10. It is not really necessary, for us, to consider the larger question, as to whether, when an excise officer makes a report, under Section 20-G of the Act, whether the trial, following it, in such a case, would be governed by Section 251A. In fact the Full Bench has gone further, and expressed an opinion, on this point also, that even in such a case, the trial would be governed, by Section 251 A, Cr. P. C. We express no opinion, on that aspect of the matter. We will con- fine our decision, to the present case, on the basis that the crime was investigated, in accordance with the provisions, contained in the Opium Act, and the case was initiated against the appellants, on a report, made by a police officer.

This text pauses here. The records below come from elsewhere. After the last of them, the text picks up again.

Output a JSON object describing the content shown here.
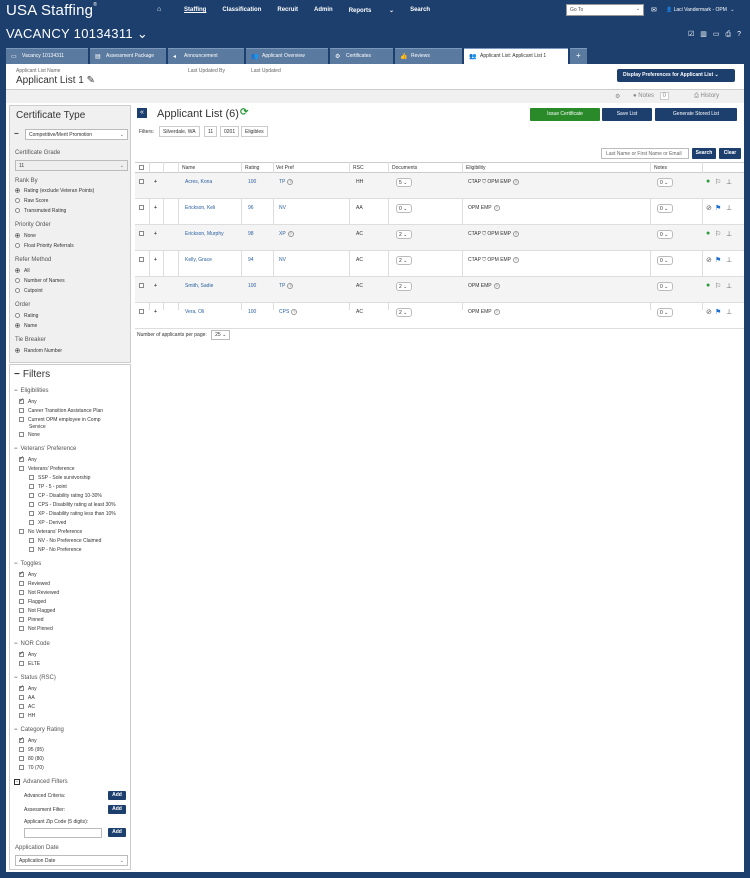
{
  "topnav": {
    "logo": "USA Staffing",
    "logo_mark": "®",
    "home_icon": "home-icon",
    "items": [
      "Staffing",
      "Classification",
      "Recruit",
      "Admin",
      "Reports",
      "Search"
    ],
    "goto_placeholder": "Go To",
    "user": "Laci Vandermark - OPM"
  },
  "vacancy": {
    "title": "VACANCY 10134311"
  },
  "tabs": [
    {
      "label": "Vacancy 10134311"
    },
    {
      "label": "Assessment Package"
    },
    {
      "label": "Announcement"
    },
    {
      "label": "Applicant Overview"
    },
    {
      "label": "Certificates"
    },
    {
      "label": "Reviews"
    },
    {
      "label": "Applicant List: Applicant List 1"
    }
  ],
  "header": {
    "list_name_label": "Applicant List Name",
    "list_name": "Applicant List 1",
    "updated_by_label": "Last Updated By",
    "updated_label": "Last Updated",
    "display_prefs": "Display Preferences for Applicant List"
  },
  "notesbar": {
    "notes_label": "Notes",
    "notes_count": "0",
    "history_label": "History"
  },
  "certificate": {
    "title": "Certificate Type",
    "type_value": "Competitive/Merit Promotion",
    "grade_label": "Certificate Grade",
    "grade_value": "11",
    "rank_by_label": "Rank By",
    "rank_by": [
      "Rating (exclude Veteran Points)",
      "Raw Score",
      "Transmuted Rating"
    ],
    "priority_label": "Priority Order",
    "priority": [
      "None",
      "Float Priority Referrals"
    ],
    "refer_label": "Refer Method",
    "refer": [
      "All",
      "Number of Names",
      "Cutpoint"
    ],
    "order_label": "Order",
    "order": [
      "Rating",
      "Name"
    ],
    "tie_label": "Tie Breaker",
    "tie": [
      "Random Number"
    ]
  },
  "filters_panel": {
    "title": "Filters",
    "eligibilities_label": "Eligibilities",
    "eligibilities": [
      "Any",
      "Career Transition Assistance Plan",
      "Current OPM employee in Comp",
      "Service",
      "None"
    ],
    "vet_label": "Veterans' Preference",
    "vet": [
      "Any",
      "Veterans' Preference",
      "SSP - Sole survivorship",
      "TP - 5 - point",
      "CP - Disability rating 10-30%",
      "CPS - Disability rating at least 30%",
      "XP - Disability rating less than 10%",
      "XP - Derived",
      "No Veterans' Preference",
      "NV - No Preference Claimed",
      "NP - No Preference"
    ],
    "toggles_label": "Toggles",
    "toggles": [
      "Any",
      "Reviewed",
      "Not Reviewed",
      "Flagged",
      "Not Flagged",
      "Pinned",
      "Not Pinned"
    ],
    "nor_label": "NOR Code",
    "nor": [
      "Any",
      "ELTE"
    ],
    "status_label": "Status (RSC)",
    "status": [
      "Any",
      "AA",
      "AC",
      "HH"
    ],
    "category_label": "Category Rating",
    "category": [
      "Any",
      "95 (95)",
      "80 (80)",
      "70 (70)"
    ],
    "advanced_label": "Advanced Filters",
    "adv_criteria": "Advanced Criteria:",
    "assessment_filter": "Assessment Filter:",
    "zip_label": "Applicant Zip Code (5 digits):",
    "add": "Add",
    "app_date_label": "Application Date",
    "app_date_value": "Application Date"
  },
  "list": {
    "title": "Applicant List (6)",
    "issue_btn": "Issue Certificate",
    "save_btn": "Save List",
    "gen_btn": "Generate Stored List",
    "filters_label": "Filters:",
    "filter_pills": [
      "Silverdale, WA",
      "11",
      "0201",
      "Eligibles"
    ],
    "search_placeholder": "Last Name or First Name or Email",
    "search_btn": "Search",
    "clear_btn": "Clear",
    "columns": [
      "Name",
      "Rating",
      "Vet Pref",
      "RSC",
      "Documents",
      "Eligibility",
      "Notes"
    ],
    "rows": [
      {
        "name": "Acres, Kona",
        "rating": "100",
        "vet": "TP",
        "rsc": "HH",
        "docs": "5",
        "elig_a": "CTAP",
        "elig_b": "OPM EMP",
        "notes": "0",
        "status": "approved",
        "flagged": false
      },
      {
        "name": "Erickson, Keli",
        "rating": "96",
        "vet": "NV",
        "rsc": "AA",
        "docs": "0",
        "elig_a": "",
        "elig_b": "OPM EMP",
        "notes": "0",
        "status": "pending",
        "flagged": true
      },
      {
        "name": "Erickson, Murphy",
        "rating": "98",
        "vet": "XP",
        "rsc": "AC",
        "docs": "2",
        "elig_a": "CTAP",
        "elig_b": "OPM EMP",
        "notes": "0",
        "status": "approved",
        "flagged": false
      },
      {
        "name": "Kelly, Grace",
        "rating": "94",
        "vet": "NV",
        "rsc": "AC",
        "docs": "2",
        "elig_a": "CTAP",
        "elig_b": "OPM EMP",
        "notes": "0",
        "status": "pending",
        "flagged": true
      },
      {
        "name": "Smith, Sadie",
        "rating": "100",
        "vet": "TP",
        "rsc": "AC",
        "docs": "2",
        "elig_a": "",
        "elig_b": "OPM EMP",
        "notes": "0",
        "status": "approved",
        "flagged": false
      },
      {
        "name": "Vera, Oli",
        "rating": "100",
        "vet": "CPS",
        "rsc": "AC",
        "docs": "2",
        "elig_a": "",
        "elig_b": "OPM EMP",
        "notes": "0",
        "status": "pending",
        "flagged": true
      }
    ],
    "per_page_label": "Number of applicants per page:",
    "per_page_value": "25"
  },
  "colors": {
    "navy": "#1c3f6e",
    "green": "#2a9a3a",
    "link": "#2a5fa0",
    "flag": "#1c6fd0"
  }
}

11. The first information report, Exhibit P-20, shows that the search of the appellants' house was conducted, by the Sub-Inspector of Police, Maihargan Police Station, and the recovery of opium, as well as the arrest of the appellants, were made by the said officer. Investigation was also done, by him. Ultimately, the report, which is styled as a complaint' and dated October 23, 1960, was made and signed by Tehsildarsingh, Sub-Inspector of Police, Malharganj Police Station, as the Investigating Officer. It is on the basis of that re- port, that the Magistrate, in this case, conducted the trial of the appellants.
12. We have already referred to the Full Bench decision of the Madhya Pradesh High Court, wherein these facts have been stated. No doubt, counsel for the appellants has urged that, even under those circumstances, a trial, for an of- fence under the Opium Act cannot be held under Section 251-A. We are not inclined to accept the contention of the learned counsel. More or less, a similar question arose before the Constitution Bench of this Court, in Amalshah's case, Cri. Appeal No. 201, of 1963, D/- 11-12-1964 (unrep.) Similar contentions were also urged, and reliance was placed on Section 20-G, of the Act, as applied to Madhya Pradesh. This Court, after referring to the material provisions of Section 20-G, by its judgment, dated December 11, 1964, de- dined to express an opinion on the larger question, that the report, made by an excise officer, cannot be held to be a police report, so as to attract Section 251-A, of the Code of Criminal Procedure. In that decision, this Court actually found that the proceedings, against the appellant before them, commenced on the re- port, of a police officer, and not on the report, of an excise officer, and that the complaint, lodged before the Magistrate, had been signed by the police officer, who investigated the offence. On these findings, this Court held that, inasmuch as the proceedings commenced, on a re- port made by a police officer, Section 251-A, Cr. P. C, in terms, would apply, and hence the trial held, under that section in that case, was perfectly legal. Therefore, it will be seen, that in respect of a trial conducted by a Magistrate on a report made by a police officer, under the Opium Act, as applicable to the state of Madhya Pradesh, for an offence under that Act, this Court held that Section 251-A, Cr. P. C. applied.
13. In the case before us, on the facts, it is clear that the investigation was done by a police officer, the seizure of the articles and the arrest, of the accused, were effected, by a police officer, and the complaint or report, dated October 23, 1960, to the Magistrate, was made, by the Police Officer. It is, on this report of the police officer, that the Magistrate acted further, and the trial also followed. Under these circumstances, it is clear that Section 251-A, Cr. P. C, directly applies and it was, in accordance with the procedure, indicated in that section, that the trial was held. It follows, that there is no illegality, in the trial.
14. The result is that this appeal fails, and is dismissed.